■ TASK DIRECTIONS
All the lines below need to be output exactly, apart from any images.

Excerpts from a dataset
>>>>>

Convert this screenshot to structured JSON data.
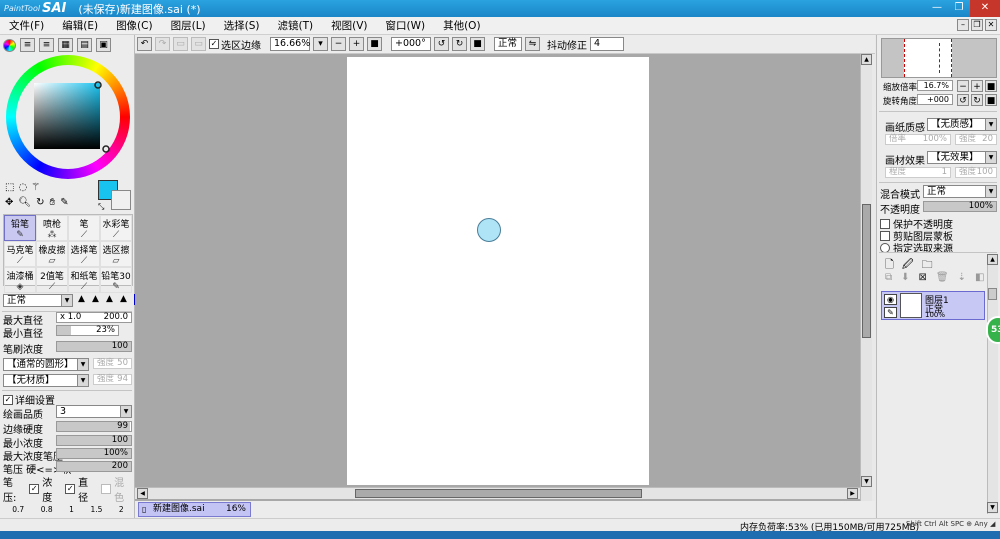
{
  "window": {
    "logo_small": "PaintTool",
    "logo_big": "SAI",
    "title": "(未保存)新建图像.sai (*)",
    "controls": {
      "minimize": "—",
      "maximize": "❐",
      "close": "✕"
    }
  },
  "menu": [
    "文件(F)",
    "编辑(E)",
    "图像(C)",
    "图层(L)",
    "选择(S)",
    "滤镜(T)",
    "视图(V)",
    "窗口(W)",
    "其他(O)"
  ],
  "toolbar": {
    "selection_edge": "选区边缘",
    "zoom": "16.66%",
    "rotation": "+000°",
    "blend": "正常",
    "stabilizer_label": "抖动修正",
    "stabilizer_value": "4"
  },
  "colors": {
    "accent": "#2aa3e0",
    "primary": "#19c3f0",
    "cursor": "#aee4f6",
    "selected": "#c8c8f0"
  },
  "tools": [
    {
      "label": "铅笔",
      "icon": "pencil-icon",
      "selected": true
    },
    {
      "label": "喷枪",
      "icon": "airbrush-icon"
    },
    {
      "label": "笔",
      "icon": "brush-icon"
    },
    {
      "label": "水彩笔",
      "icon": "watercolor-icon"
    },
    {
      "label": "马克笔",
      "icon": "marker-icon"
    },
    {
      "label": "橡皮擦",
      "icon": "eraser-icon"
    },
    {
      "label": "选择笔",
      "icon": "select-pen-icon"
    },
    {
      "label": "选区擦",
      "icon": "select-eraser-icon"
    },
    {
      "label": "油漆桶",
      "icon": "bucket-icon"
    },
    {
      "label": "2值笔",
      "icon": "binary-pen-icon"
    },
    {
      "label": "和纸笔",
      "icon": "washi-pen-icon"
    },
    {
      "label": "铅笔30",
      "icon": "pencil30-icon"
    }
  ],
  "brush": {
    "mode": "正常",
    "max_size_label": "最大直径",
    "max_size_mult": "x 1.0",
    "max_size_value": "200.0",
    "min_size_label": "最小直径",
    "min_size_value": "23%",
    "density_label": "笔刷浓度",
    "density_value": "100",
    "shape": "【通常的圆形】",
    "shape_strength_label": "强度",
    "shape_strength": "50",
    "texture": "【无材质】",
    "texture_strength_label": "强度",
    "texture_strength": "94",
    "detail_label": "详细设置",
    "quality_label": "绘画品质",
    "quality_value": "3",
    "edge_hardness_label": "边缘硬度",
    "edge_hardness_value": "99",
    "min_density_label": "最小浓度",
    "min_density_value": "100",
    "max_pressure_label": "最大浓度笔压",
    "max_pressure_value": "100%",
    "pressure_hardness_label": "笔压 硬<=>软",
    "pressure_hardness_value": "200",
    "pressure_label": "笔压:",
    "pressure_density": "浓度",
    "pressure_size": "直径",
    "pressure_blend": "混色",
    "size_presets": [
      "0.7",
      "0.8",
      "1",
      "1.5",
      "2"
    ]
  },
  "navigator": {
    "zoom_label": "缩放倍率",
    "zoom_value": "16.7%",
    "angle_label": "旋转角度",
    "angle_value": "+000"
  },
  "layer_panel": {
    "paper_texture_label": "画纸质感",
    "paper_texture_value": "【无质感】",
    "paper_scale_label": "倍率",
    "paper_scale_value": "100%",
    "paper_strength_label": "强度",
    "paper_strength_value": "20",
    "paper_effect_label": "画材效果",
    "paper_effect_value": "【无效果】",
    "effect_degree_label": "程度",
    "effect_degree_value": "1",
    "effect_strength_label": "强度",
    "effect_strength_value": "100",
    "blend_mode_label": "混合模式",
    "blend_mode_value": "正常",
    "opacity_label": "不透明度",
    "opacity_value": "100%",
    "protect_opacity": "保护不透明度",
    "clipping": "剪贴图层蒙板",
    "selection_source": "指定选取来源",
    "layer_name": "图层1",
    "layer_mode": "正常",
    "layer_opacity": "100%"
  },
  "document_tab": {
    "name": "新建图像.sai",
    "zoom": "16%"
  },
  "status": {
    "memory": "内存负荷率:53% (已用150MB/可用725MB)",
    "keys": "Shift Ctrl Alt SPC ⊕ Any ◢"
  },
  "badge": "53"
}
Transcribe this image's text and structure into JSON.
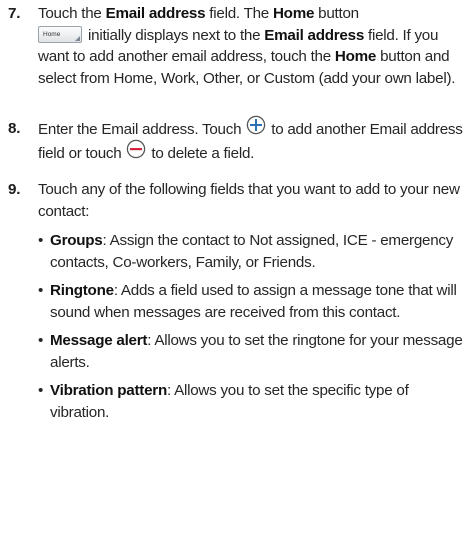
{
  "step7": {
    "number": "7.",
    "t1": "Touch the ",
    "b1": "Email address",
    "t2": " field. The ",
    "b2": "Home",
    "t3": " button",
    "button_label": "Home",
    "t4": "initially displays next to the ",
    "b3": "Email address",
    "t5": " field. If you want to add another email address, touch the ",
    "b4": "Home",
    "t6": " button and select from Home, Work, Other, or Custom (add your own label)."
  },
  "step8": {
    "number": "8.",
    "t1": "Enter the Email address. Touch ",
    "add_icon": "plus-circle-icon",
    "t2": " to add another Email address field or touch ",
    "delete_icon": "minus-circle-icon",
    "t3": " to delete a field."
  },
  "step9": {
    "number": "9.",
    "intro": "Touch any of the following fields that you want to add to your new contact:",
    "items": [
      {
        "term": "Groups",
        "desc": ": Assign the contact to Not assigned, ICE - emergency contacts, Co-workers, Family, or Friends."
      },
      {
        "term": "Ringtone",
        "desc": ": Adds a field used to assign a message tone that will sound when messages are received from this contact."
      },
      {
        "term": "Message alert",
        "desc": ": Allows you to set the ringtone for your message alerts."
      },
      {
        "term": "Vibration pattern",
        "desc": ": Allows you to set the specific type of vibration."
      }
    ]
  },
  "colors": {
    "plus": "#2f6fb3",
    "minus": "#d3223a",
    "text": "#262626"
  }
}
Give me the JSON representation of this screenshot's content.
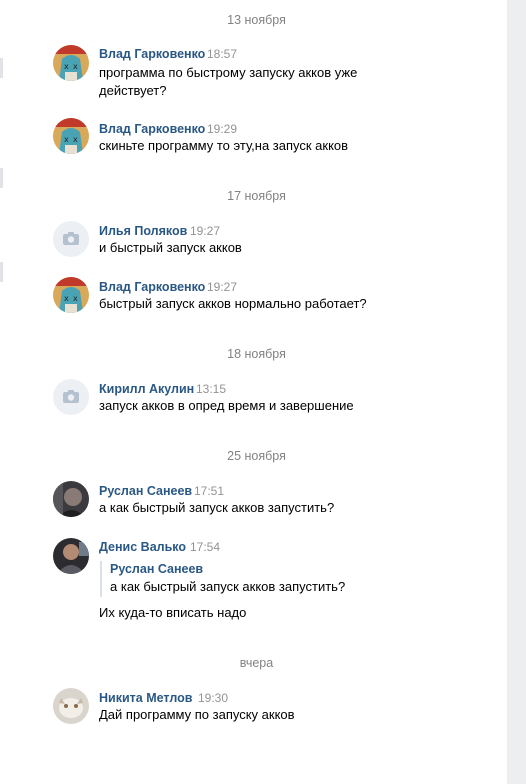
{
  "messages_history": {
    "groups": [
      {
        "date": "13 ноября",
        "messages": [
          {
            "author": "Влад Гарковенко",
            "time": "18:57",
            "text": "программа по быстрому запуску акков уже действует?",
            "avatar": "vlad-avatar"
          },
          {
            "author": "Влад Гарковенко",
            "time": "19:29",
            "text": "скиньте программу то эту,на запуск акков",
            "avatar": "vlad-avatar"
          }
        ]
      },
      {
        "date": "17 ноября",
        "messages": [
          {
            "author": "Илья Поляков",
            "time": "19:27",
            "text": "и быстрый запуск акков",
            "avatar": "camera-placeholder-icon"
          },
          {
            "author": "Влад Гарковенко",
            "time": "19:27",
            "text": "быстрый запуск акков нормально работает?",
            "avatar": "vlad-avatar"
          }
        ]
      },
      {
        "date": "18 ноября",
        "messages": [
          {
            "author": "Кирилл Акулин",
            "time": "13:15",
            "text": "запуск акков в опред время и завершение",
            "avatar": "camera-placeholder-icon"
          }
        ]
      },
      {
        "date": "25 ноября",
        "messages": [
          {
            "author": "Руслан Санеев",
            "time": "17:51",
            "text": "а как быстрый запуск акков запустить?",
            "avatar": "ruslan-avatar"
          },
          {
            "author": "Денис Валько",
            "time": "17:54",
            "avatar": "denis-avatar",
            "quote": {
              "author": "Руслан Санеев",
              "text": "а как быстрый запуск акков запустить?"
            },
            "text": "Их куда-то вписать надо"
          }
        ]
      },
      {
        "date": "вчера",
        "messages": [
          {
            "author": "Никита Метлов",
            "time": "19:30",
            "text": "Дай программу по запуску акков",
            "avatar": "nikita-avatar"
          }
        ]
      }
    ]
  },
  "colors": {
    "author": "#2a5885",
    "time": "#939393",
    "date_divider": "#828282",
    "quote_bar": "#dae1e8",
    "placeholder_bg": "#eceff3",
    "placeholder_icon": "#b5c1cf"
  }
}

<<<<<

■ RESPONSE TO THE TASK
Convert this screenshot to structured JSON data.
{
  "window": {
    "logo_small": "PaintTool",
    "logo_big": "SAI",
    "title": "(未保存)新建图像.sai (*)",
    "controls": {
      "minimize": "—",
      "maximize": "❐",
      "close": "✕"
    }
  },
  "menu": [
    "文件(F)",
    "编辑(E)",
    "图像(C)",
    "图层(L)",
    "选择(S)",
    "滤镜(T)",
    "视图(V)",
    "窗口(W)",
    "其他(O)"
  ],
  "toolbar": {
    "selection_edge": "选区边缘",
    "zoom": "16.66%",
    "rotation": "+000°",
    "blend": "正常",
    "stabilizer_label": "抖动修正",
    "stabilizer_value": "4"
  },
  "colors": {
    "accent": "#2aa3e0",
    "primary": "#19c3f0",
    "cursor": "#aee4f6",
    "selected": "#c8c8f0"
  },
  "tools": [
    {
      "label": "铅笔",
      "icon": "pencil-icon",
      "selected": true
    },
    {
      "label": "喷枪",
      "icon": "airbrush-icon"
    },
    {
      "label": "笔",
      "icon": "brush-icon"
    },
    {
      "label": "水彩笔",
      "icon": "watercolor-icon"
    },
    {
      "label": "马克笔",
      "icon": "marker-icon"
    },
    {
      "label": "橡皮擦",
      "icon": "eraser-icon"
    },
    {
      "label": "选择笔",
      "icon": "select-pen-icon"
    },
    {
      "label": "选区擦",
      "icon": "select-eraser-icon"
    },
    {
      "label": "油漆桶",
      "icon": "bucket-icon"
    },
    {
      "label": "2值笔",
      "icon": "binary-pen-icon"
    },
    {
      "label": "和纸笔",
      "icon": "washi-pen-icon"
    },
    {
      "label": "铅笔30",
      "icon": "pencil30-icon"
    }
  ],
  "brush": {
    "mode": "正常",
    "max_size_label": "最大直径",
    "max_size_mult": "x 1.0",
    "max_size_value": "200.0",
    "min_size_label": "最小直径",
    "min_size_value": "23%",
    "density_label": "笔刷浓度",
    "density_value": "100",
    "shape": "【通常的圆形】",
    "shape_strength_label": "强度",
    "shape_strength": "50",
    "texture": "【无材质】",
    "texture_strength_label": "强度",
    "texture_strength": "94",
    "detail_label": "详细设置",
    "quality_label": "绘画品质",
    "quality_value": "3",
    "edge_hardness_label": "边缘硬度",
    "edge_hardness_value": "99",
    "min_density_label": "最小浓度",
    "min_density_value": "100",
    "max_pressure_label": "最大浓度笔压",
    "max_pressure_value": "100%",
    "pressure_hardness_label": "笔压 硬<=>软",
    "pressure_hardness_value": "200",
    "pressure_label": "笔压:",
    "pressure_density": "浓度",
    "pressure_size": "直径",
    "pressure_blend": "混色",
    "size_presets": [
      "0.7",
      "0.8",
      "1",
      "1.5",
      "2"
    ]
  },
  "navigator": {
    "zoom_label": "缩放倍率",
    "zoom_value": "16.7%",
    "angle_label": "旋转角度",
    "angle_value": "+000"
  },
  "layer_panel": {
    "paper_texture_label": "画纸质感",
    "paper_texture_value": "【无质感】",
    "paper_scale_label": "倍率",
    "paper_scale_value": "100%",
    "paper_strength_label": "强度",
    "paper_strength_value": "20",
    "paper_effect_label": "画材效果",
    "paper_effect_value": "【无效果】",
    "effect_degree_label": "程度",
    "effect_degree_value": "1",
    "effect_strength_label": "强度",
    "effect_strength_value": "100",
    "blend_mode_label": "混合模式",
    "blend_mode_value": "正常",
    "opacity_label": "不透明度",
    "opacity_value": "100%",
    "protect_opacity": "保护不透明度",
    "clipping": "剪贴图层蒙板",
    "selection_source": "指定选取来源",
    "layer_name": "图层1",
    "layer_mode": "正常",
    "layer_opacity": "100%"
  },
  "document_tab": {
    "name": "新建图像.sai",
    "zoom": "16%"
  },
  "status": {
    "memory": "内存负荷率:53% (已用150MB/可用725MB)",
    "keys": "Shift Ctrl Alt SPC ⊕ Any ◢"
  },
  "badge": "53"
}
Transcribe this image's text and structure into JSON.
{
  "step7": {
    "number": "7.",
    "t1": "Touch the ",
    "b1": "Email address",
    "t2": " field. The ",
    "b2": "Home",
    "t3": " button",
    "button_label": "Home",
    "t4": "initially displays next to the ",
    "b3": "Email address",
    "t5": " field. If you want to add another email address, touch the ",
    "b4": "Home",
    "t6": " button and select from Home, Work, Other, or Custom (add your own label)."
  },
  "step8": {
    "number": "8.",
    "t1": "Enter the Email address. Touch ",
    "add_icon": "plus-circle-icon",
    "t2": " to add another Email address field or touch ",
    "delete_icon": "minus-circle-icon",
    "t3": " to delete a field."
  },
  "step9": {
    "number": "9.",
    "intro": "Touch any of the following fields that you want to add to your new contact:",
    "items": [
      {
        "term": "Groups",
        "desc": ": Assign the contact to Not assigned, ICE - emergency contacts, Co-workers, Family, or Friends."
      },
      {
        "term": "Ringtone",
        "desc": ": Adds a field used to assign a message tone that will sound when messages are received from this contact."
      },
      {
        "term": "Message alert",
        "desc": ": Allows you to set the ringtone for your message alerts."
      },
      {
        "term": "Vibration pattern",
        "desc": ": Allows you to set the specific type of vibration."
      }
    ]
  },
  "colors": {
    "plus": "#2f6fb3",
    "minus": "#d3223a",
    "text": "#262626"
  }
}
Give me the JSON representation of this screenshot's content.
{
  "messages_history": {
    "groups": [
      {
        "date": "13 ноября",
        "messages": [
          {
            "author": "Влад Гарковенко",
            "time": "18:57",
            "text": "программа по быстрому запуску акков уже действует?",
            "avatar": "vlad-avatar"
          },
          {
            "author": "Влад Гарковенко",
            "time": "19:29",
            "text": "скиньте программу то эту,на запуск акков",
            "avatar": "vlad-avatar"
          }
        ]
      },
      {
        "date": "17 ноября",
        "messages": [
          {
            "author": "Илья Поляков",
            "time": "19:27",
            "text": "и быстрый запуск акков",
            "avatar": "camera-placeholder-icon"
          },
          {
            "author": "Влад Гарковенко",
            "time": "19:27",
            "text": "быстрый запуск акков нормально работает?",
            "avatar": "vlad-avatar"
          }
        ]
      },
      {
        "date": "18 ноября",
        "messages": [
          {
            "author": "Кирилл Акулин",
            "time": "13:15",
            "text": "запуск акков в опред время и завершение",
            "avatar": "camera-placeholder-icon"
          }
        ]
      },
      {
        "date": "25 ноября",
        "messages": [
          {
            "author": "Руслан Санеев",
            "time": "17:51",
            "text": "а как быстрый запуск акков запустить?",
            "avatar": "ruslan-avatar"
          },
          {
            "author": "Денис Валько",
            "time": "17:54",
            "avatar": "denis-avatar",
            "quote": {
              "author": "Руслан Санеев",
              "text": "а как быстрый запуск акков запустить?"
            },
            "text": "Их куда-то вписать надо"
          }
        ]
      },
      {
        "date": "вчера",
        "messages": [
          {
            "author": "Никита Метлов",
            "time": "19:30",
            "text": "Дай программу по запуску акков",
            "avatar": "nikita-avatar"
          }
        ]
      }
    ]
  },
  "colors": {
    "author": "#2a5885",
    "time": "#939393",
    "date_divider": "#828282",
    "quote_bar": "#dae1e8",
    "placeholder_bg": "#eceff3",
    "placeholder_icon": "#b5c1cf"
  }
}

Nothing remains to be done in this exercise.